**EXERCISE**
When copying the entries below, leave out every picture and keep the rest exact.
--- RAW DATA ---
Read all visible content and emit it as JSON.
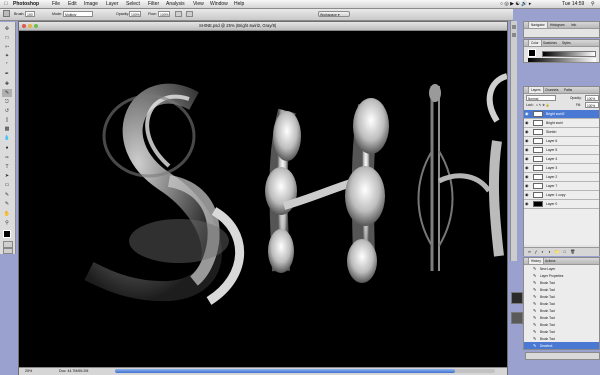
{
  "menubar": {
    "app_name": "Photoshop",
    "items": [
      "File",
      "Edit",
      "Image",
      "Layer",
      "Select",
      "Filter",
      "Analysis",
      "View",
      "Window",
      "Help"
    ],
    "clock": "Tue 14:59"
  },
  "options_bar": {
    "brush_label": "Brush:",
    "brush_size": "100",
    "mode_label": "Mode:",
    "mode_value": "Multiply",
    "opacity_label": "Opacity:",
    "opacity_value": "100%",
    "flow_label": "Flow:",
    "flow_value": "100%",
    "workspace_label": "Workspace"
  },
  "document": {
    "title": "SHINE.psd @ 25% (Bright swirl2, Gray/8)",
    "zoom": "25%",
    "doc_size": "Doc: 44.7M/65.2M",
    "canvas_letters": [
      "S",
      "H",
      "I",
      "N"
    ]
  },
  "navigator_panel": {
    "tabs": [
      "Navigator",
      "Histogram",
      "Info"
    ]
  },
  "color_panel": {
    "tabs": [
      "Color",
      "Swatches",
      "Styles"
    ]
  },
  "layers_panel": {
    "tabs": [
      "Layers",
      "Channels",
      "Paths"
    ],
    "blend_mode": "Normal",
    "opacity_label": "Opacity:",
    "opacity_value": "100%",
    "lock_label": "Lock:",
    "fill_label": "Fill:",
    "fill_value": "100%",
    "layers": [
      {
        "name": "Bright swirl2",
        "selected": true,
        "dark": false
      },
      {
        "name": "Bright swirl",
        "selected": false,
        "dark": false
      },
      {
        "name": "Sketch",
        "selected": false,
        "dark": false
      },
      {
        "name": "Layer 6",
        "selected": false,
        "dark": false
      },
      {
        "name": "Layer 5",
        "selected": false,
        "dark": false
      },
      {
        "name": "Layer 4",
        "selected": false,
        "dark": false
      },
      {
        "name": "Layer 3",
        "selected": false,
        "dark": false
      },
      {
        "name": "Layer 2",
        "selected": false,
        "dark": false
      },
      {
        "name": "Layer 7",
        "selected": false,
        "dark": false
      },
      {
        "name": "Layer 1 copy",
        "selected": false,
        "dark": false
      },
      {
        "name": "Layer 0",
        "selected": false,
        "dark": true
      }
    ]
  },
  "history_panel": {
    "tabs": [
      "History",
      "Actions"
    ],
    "items": [
      {
        "name": "New Layer",
        "selected": false
      },
      {
        "name": "Layer Properties",
        "selected": false
      },
      {
        "name": "Brush Tool",
        "selected": false
      },
      {
        "name": "Brush Tool",
        "selected": false
      },
      {
        "name": "Brush Tool",
        "selected": false
      },
      {
        "name": "Brush Tool",
        "selected": false
      },
      {
        "name": "Brush Tool",
        "selected": false
      },
      {
        "name": "Brush Tool",
        "selected": false
      },
      {
        "name": "Brush Tool",
        "selected": false
      },
      {
        "name": "Brush Tool",
        "selected": false
      },
      {
        "name": "Brush Tool",
        "selected": false
      },
      {
        "name": "Deselect",
        "selected": true
      }
    ]
  },
  "colors": {
    "menubar": "#e6e6e6",
    "desktop": "#9aa1cf",
    "selection": "#4a79d3",
    "canvas": "#000000"
  }
}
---
**ANSWER TO THIS EXERCISE**
Read all visible content and emit it as JSON.
{
  "menubar": {
    "app_name": "Photoshop",
    "items": [
      "File",
      "Edit",
      "Image",
      "Layer",
      "Select",
      "Filter",
      "Analysis",
      "View",
      "Window",
      "Help"
    ],
    "clock": "Tue 14:59"
  },
  "options_bar": {
    "brush_label": "Brush:",
    "brush_size": "100",
    "mode_label": "Mode:",
    "mode_value": "Multiply",
    "opacity_label": "Opacity:",
    "opacity_value": "100%",
    "flow_label": "Flow:",
    "flow_value": "100%",
    "workspace_label": "Workspace"
  },
  "document": {
    "title": "SHINE.psd @ 25% (Bright swirl2, Gray/8)",
    "zoom": "25%",
    "doc_size": "Doc: 44.7M/65.2M",
    "canvas_letters": [
      "S",
      "H",
      "I",
      "N"
    ]
  },
  "navigator_panel": {
    "tabs": [
      "Navigator",
      "Histogram",
      "Info"
    ]
  },
  "color_panel": {
    "tabs": [
      "Color",
      "Swatches",
      "Styles"
    ]
  },
  "layers_panel": {
    "tabs": [
      "Layers",
      "Channels",
      "Paths"
    ],
    "blend_mode": "Normal",
    "opacity_label": "Opacity:",
    "opacity_value": "100%",
    "lock_label": "Lock:",
    "fill_label": "Fill:",
    "fill_value": "100%",
    "layers": [
      {
        "name": "Bright swirl2",
        "selected": true,
        "dark": false
      },
      {
        "name": "Bright swirl",
        "selected": false,
        "dark": false
      },
      {
        "name": "Sketch",
        "selected": false,
        "dark": false
      },
      {
        "name": "Layer 6",
        "selected": false,
        "dark": false
      },
      {
        "name": "Layer 5",
        "selected": false,
        "dark": false
      },
      {
        "name": "Layer 4",
        "selected": false,
        "dark": false
      },
      {
        "name": "Layer 3",
        "selected": false,
        "dark": false
      },
      {
        "name": "Layer 2",
        "selected": false,
        "dark": false
      },
      {
        "name": "Layer 7",
        "selected": false,
        "dark": false
      },
      {
        "name": "Layer 1 copy",
        "selected": false,
        "dark": false
      },
      {
        "name": "Layer 0",
        "selected": false,
        "dark": true
      }
    ]
  },
  "history_panel": {
    "tabs": [
      "History",
      "Actions"
    ],
    "items": [
      {
        "name": "New Layer",
        "selected": false
      },
      {
        "name": "Layer Properties",
        "selected": false
      },
      {
        "name": "Brush Tool",
        "selected": false
      },
      {
        "name": "Brush Tool",
        "selected": false
      },
      {
        "name": "Brush Tool",
        "selected": false
      },
      {
        "name": "Brush Tool",
        "selected": false
      },
      {
        "name": "Brush Tool",
        "selected": false
      },
      {
        "name": "Brush Tool",
        "selected": false
      },
      {
        "name": "Brush Tool",
        "selected": false
      },
      {
        "name": "Brush Tool",
        "selected": false
      },
      {
        "name": "Brush Tool",
        "selected": false
      },
      {
        "name": "Deselect",
        "selected": true
      }
    ]
  },
  "colors": {
    "menubar": "#e6e6e6",
    "desktop": "#9aa1cf",
    "selection": "#4a79d3",
    "canvas": "#000000"
  }
}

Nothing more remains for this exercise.